Real equipment investment in the United States has boomed in recent years, led by soaring investment in computers. We find that traditional aggregate econometric models completely fail to capture the magnitude of this recent growth - mainly because these models neglect to address two features that are crucial (and unique) to the current investment boom. First, the pace at which firms replace depreciated capital has increased. Second, investment has been more sensitive to the cost of capital. We document that these two features stem from the special behavior of investment in computers and therefore propose a disaggregated approach. This produces an econometric model that successfully explains the 1990s equipment investment boom.

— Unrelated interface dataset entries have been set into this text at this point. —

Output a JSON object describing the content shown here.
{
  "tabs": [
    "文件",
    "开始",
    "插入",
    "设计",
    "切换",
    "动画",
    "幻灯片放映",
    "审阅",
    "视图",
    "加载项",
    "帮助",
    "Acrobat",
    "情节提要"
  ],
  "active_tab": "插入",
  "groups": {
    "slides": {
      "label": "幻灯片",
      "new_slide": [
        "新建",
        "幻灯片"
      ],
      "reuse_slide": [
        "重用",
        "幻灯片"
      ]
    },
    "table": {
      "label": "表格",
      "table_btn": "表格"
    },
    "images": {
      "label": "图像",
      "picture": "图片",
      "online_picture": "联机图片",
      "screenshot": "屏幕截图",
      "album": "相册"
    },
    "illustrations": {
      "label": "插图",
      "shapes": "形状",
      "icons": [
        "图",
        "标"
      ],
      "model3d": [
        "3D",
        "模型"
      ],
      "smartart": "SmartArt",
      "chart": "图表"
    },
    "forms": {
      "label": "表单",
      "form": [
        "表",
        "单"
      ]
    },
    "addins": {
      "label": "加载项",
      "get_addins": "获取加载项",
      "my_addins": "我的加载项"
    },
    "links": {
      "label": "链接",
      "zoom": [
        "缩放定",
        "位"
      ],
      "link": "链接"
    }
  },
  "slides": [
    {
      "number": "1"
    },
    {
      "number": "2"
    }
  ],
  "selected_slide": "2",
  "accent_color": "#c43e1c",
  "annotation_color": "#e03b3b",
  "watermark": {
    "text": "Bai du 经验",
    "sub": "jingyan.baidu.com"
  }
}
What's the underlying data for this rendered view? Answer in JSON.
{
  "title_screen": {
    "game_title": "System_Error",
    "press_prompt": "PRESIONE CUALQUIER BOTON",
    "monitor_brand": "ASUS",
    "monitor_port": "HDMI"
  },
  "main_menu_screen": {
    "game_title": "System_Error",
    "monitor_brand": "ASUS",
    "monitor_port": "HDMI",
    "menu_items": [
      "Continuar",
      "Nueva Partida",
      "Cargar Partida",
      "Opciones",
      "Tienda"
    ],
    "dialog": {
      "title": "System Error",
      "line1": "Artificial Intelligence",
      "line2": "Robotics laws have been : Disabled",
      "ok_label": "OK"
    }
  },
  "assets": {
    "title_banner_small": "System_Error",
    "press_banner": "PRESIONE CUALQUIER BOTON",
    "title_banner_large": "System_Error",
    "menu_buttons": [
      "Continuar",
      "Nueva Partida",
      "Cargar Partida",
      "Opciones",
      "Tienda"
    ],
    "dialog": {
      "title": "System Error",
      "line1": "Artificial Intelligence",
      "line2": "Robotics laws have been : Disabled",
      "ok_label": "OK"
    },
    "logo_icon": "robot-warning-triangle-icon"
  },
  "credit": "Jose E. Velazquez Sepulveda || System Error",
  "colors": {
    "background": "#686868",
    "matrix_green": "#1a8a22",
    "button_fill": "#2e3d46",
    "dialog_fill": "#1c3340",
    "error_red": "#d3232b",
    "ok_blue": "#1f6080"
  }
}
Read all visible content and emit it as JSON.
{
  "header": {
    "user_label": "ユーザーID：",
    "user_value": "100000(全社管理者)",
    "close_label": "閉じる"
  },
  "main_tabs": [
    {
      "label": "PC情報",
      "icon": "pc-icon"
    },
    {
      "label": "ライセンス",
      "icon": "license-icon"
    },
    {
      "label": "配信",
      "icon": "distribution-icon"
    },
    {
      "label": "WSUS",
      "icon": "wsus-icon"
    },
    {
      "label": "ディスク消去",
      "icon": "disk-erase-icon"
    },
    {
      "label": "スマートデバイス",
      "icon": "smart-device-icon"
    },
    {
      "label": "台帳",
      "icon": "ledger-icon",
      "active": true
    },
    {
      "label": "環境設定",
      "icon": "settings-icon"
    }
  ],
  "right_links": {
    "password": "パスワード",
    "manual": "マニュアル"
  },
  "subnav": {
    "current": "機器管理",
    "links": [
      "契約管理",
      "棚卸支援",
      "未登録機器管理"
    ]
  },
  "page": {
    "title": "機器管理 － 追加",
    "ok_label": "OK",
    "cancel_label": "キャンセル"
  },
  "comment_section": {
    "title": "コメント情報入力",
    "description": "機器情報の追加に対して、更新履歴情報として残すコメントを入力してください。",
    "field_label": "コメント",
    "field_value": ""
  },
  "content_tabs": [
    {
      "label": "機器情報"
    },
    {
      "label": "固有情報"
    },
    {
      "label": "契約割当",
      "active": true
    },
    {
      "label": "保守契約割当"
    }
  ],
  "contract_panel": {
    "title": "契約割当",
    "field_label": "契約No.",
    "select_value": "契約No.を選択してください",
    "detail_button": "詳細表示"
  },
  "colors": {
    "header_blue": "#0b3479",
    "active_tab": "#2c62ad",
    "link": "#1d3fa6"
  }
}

Tevlin, S., & Whelan, K. (2000). Explaining the Investment Boom of the 1990s. SSRN. https://doi.org/10.2139/ssrn.221415